The main difference between Opinion and Judging is that the Opinion is a judgment, viewpoint, or statement that is not conclusive; may deal with subjective matters in which there is no conclusive finding and Judging is a decision making; evaluation of evidence to make a decision
In general, an opinion is a judgment, viewpoint, or statement that is not conclusive. It may deal with subjective matters in which there is no conclusive finding, or it may deal with facts which are sought to be disputed by the logical fallacy that one is entitled to their opinions. What distinguishes fact from opinion is that facts are more likely to be verifiable, i.e. can be agreed to by the consensus of experts. An example is: “United States of America was involved in the Vietnam War” versus “United States of America was right to get involved in the Vietnam War”. An opinion may be supported by facts and principles, in which case it becomes an argument. Different people may draw opposing conclusions (opinions) even if they agree on the same set of facts. Opinions rarely change without new arguments being presented. It can be reasoned that one opinion is better supported by the facts than another by analyzing the supporting arguments. In casual use, the term opinion may be the result of a person’s perspective, understanding, particular feelings, beliefs, and desires. It may refer to unsubstantiated information, in contrast to knowledge and fact.

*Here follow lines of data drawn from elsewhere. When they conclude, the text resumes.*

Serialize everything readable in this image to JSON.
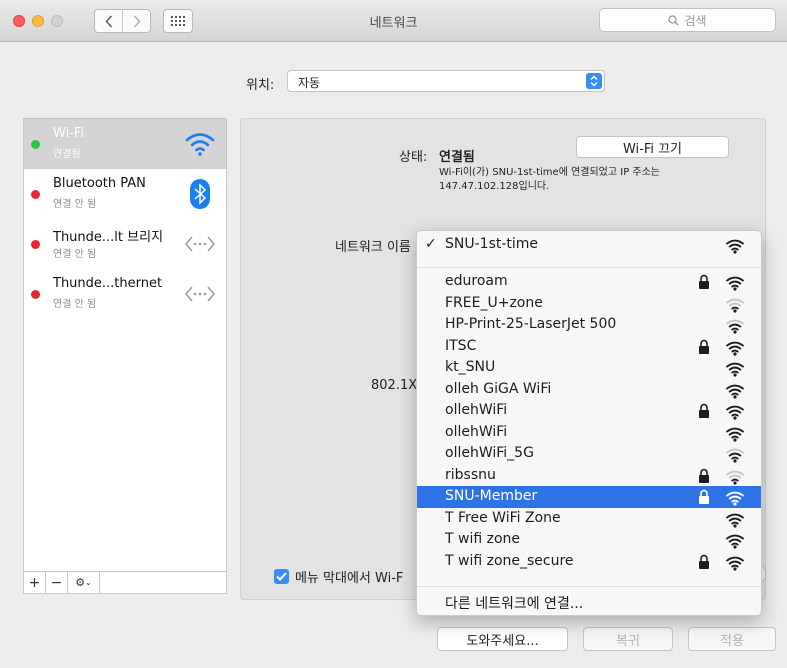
{
  "window": {
    "title": "네트워크",
    "search_placeholder": "검색"
  },
  "location": {
    "label": "위치:",
    "value": "자동"
  },
  "services": [
    {
      "name": "Wi-Fi",
      "status": "연결됨",
      "dot": "green",
      "icon": "wifi-icon",
      "selected": true
    },
    {
      "name": "Bluetooth PAN",
      "status": "연결 안 됨",
      "dot": "red",
      "icon": "bluetooth-icon",
      "selected": false
    },
    {
      "name": "Thunde...lt 브리지",
      "status": "연결 안 됨",
      "dot": "red",
      "icon": "thunderbolt-bridge-icon",
      "selected": false
    },
    {
      "name": "Thunde...thernet",
      "status": "연결 안 됨",
      "dot": "red",
      "icon": "thunderbolt-ethernet-icon",
      "selected": false
    }
  ],
  "toolbar": {
    "add": "+",
    "remove": "−"
  },
  "detail": {
    "status_label": "상태:",
    "status_value": "연결됨",
    "wifi_off_button": "Wi-Fi 끄기",
    "status_line1": "Wi-Fi이(가) SNU-1st-time에 연결되었고 IP 주소는",
    "status_line2": "147.47.102.128입니다.",
    "network_name_label": "네트워크 이름",
    "label_8021x": "802.1X",
    "menubar_check_label": "메뉴 막대에서 Wi-F",
    "menubar_checked": true
  },
  "buttons": {
    "help": "도와주세요...",
    "revert": "복귀",
    "apply": "적용"
  },
  "menu": {
    "current": {
      "name": "SNU-1st-time",
      "signal": 3
    },
    "networks": [
      {
        "name": "eduroam",
        "locked": true,
        "signal": 3
      },
      {
        "name": "FREE_U+zone",
        "locked": false,
        "signal": 1
      },
      {
        "name": "HP-Print-25-LaserJet 500",
        "locked": false,
        "signal": 2
      },
      {
        "name": "ITSC",
        "locked": true,
        "signal": 3
      },
      {
        "name": "kt_SNU",
        "locked": false,
        "signal": 3
      },
      {
        "name": "olleh GiGA WiFi",
        "locked": false,
        "signal": 3
      },
      {
        "name": "ollehWiFi",
        "locked": true,
        "signal": 3
      },
      {
        "name": "ollehWiFi",
        "locked": false,
        "signal": 3
      },
      {
        "name": "ollehWiFi_5G",
        "locked": false,
        "signal": 2
      },
      {
        "name": "ribssnu",
        "locked": true,
        "signal": 1
      },
      {
        "name": "SNU-Member",
        "locked": true,
        "signal": 3,
        "highlighted": true
      },
      {
        "name": "T Free WiFi Zone",
        "locked": false,
        "signal": 3
      },
      {
        "name": "T wifi zone",
        "locked": false,
        "signal": 3
      },
      {
        "name": "T wifi zone_secure",
        "locked": true,
        "signal": 3
      }
    ],
    "other_network": "다른 네트워크에 연결..."
  },
  "colors": {
    "accent": "#2e73e6",
    "connected": "#2ac53f",
    "disconnected": "#e8272c"
  }
}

Collective or professional opinions are defined as meeting a higher standard to substantiate the opinion. (see below)
Judgment (or judgement) is the evaluation of evidence to make a decision. The term has four distinct uses:
Informal – opinions expressed as facts.

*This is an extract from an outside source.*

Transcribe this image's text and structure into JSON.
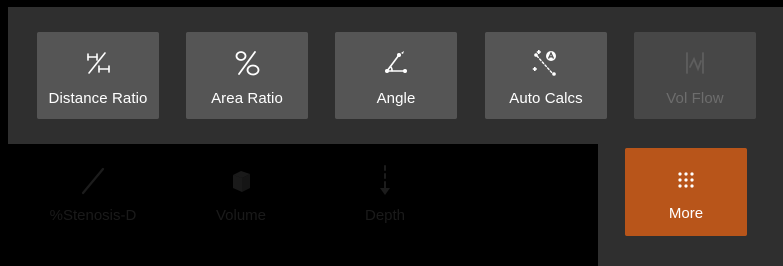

Informal and psychological – used in reference to the quality of cognitive faculties and adjudicational capabilities of particular individuals, typically called wisdom or discernment.
Legal – used in the context of legal trial, to refer to a final finding, statement, or ruling, based on a considered weighing of evidence, called, “adjudication”. See spelling note for further explanation.

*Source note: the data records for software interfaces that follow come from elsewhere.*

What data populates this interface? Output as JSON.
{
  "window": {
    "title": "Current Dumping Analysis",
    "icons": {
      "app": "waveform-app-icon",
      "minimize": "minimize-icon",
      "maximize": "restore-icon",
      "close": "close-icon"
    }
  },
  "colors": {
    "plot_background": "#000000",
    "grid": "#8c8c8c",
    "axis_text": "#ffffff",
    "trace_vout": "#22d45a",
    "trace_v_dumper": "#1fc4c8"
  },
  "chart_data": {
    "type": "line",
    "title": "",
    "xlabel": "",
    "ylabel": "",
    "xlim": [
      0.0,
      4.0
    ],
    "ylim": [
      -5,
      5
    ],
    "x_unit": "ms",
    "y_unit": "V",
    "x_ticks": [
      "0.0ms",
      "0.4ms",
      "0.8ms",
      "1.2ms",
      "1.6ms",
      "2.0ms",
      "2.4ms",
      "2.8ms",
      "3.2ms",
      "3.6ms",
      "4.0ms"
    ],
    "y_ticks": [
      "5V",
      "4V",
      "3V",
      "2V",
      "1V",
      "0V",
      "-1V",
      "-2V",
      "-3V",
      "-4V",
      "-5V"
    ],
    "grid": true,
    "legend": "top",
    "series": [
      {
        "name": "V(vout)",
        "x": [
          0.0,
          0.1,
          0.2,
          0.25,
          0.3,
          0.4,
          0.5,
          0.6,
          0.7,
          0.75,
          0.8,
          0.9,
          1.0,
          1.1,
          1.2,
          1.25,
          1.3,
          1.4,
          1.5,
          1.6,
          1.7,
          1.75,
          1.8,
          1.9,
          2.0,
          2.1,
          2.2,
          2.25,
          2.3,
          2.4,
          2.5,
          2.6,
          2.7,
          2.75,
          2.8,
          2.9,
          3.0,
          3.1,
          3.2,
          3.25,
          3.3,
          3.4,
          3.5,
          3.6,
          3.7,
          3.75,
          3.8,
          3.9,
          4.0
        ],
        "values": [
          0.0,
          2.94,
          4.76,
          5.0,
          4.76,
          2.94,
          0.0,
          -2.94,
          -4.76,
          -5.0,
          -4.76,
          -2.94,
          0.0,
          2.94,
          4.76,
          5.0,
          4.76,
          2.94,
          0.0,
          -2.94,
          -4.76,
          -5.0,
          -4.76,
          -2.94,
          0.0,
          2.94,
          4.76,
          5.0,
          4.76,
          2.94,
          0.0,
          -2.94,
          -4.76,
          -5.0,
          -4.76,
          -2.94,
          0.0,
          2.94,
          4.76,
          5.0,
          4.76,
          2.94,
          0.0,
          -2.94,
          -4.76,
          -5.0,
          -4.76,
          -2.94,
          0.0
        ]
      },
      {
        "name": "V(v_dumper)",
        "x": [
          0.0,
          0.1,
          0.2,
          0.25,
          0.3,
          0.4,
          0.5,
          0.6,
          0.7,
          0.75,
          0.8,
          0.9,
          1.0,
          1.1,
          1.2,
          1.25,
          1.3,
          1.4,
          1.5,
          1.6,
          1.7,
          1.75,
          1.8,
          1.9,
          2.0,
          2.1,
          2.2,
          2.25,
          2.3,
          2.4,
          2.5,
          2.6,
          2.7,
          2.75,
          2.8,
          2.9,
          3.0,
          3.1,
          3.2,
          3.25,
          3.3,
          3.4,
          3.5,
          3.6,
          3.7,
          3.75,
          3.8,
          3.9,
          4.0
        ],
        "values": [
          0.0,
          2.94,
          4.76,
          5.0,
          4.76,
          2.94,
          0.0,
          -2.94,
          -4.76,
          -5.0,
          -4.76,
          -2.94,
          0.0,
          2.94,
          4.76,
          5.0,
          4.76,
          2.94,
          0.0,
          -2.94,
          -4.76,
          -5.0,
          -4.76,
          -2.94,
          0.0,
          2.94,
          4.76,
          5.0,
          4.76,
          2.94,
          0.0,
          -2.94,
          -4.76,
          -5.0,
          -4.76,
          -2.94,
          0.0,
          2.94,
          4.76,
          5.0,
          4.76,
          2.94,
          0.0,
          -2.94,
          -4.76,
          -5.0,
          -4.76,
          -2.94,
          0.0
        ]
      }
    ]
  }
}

Religious – used in the concept of salvation to refer to the adjudication of God in determining Heaven or Hell for each and all human beings. God’s assessment of a person’s worth: a determination of “good” conveys great value while “evil” conveys worthless).
Additionally, judgement can mean:
Personality judgment, a psychological phenomenon of a person forming opinions of other people.
A subjective belief, judgment or perspective that a person has formed about a topic, issue, person or thing.
“I would like to know your opinions on the new filing system.”
“In my opinion, white chocolate is better than milk chocolate.”
“Every man is a fool in some man’s opinion.”
The judgment or sentiment which the mind forms of persons or things; estimation.
Favorable estimation; hence, consideration; reputation; fame; public sentiment or esteem.
Obstinacy in holding to one’s belief or impression; opiniativeness; conceitedness.
The formal decision, or expression of views, of a judge, an umpire, a doctor, or other party officially called upon to consider and decide upon a matter or point submitted.
a judicial opinion delivered by an Advocate General to the European Court of Justice where he or she proposes a legal solution to the cases for which the court is responsible
To have or express as an opinion.
present participle of judge
present participle of judg
The act of making a judgment.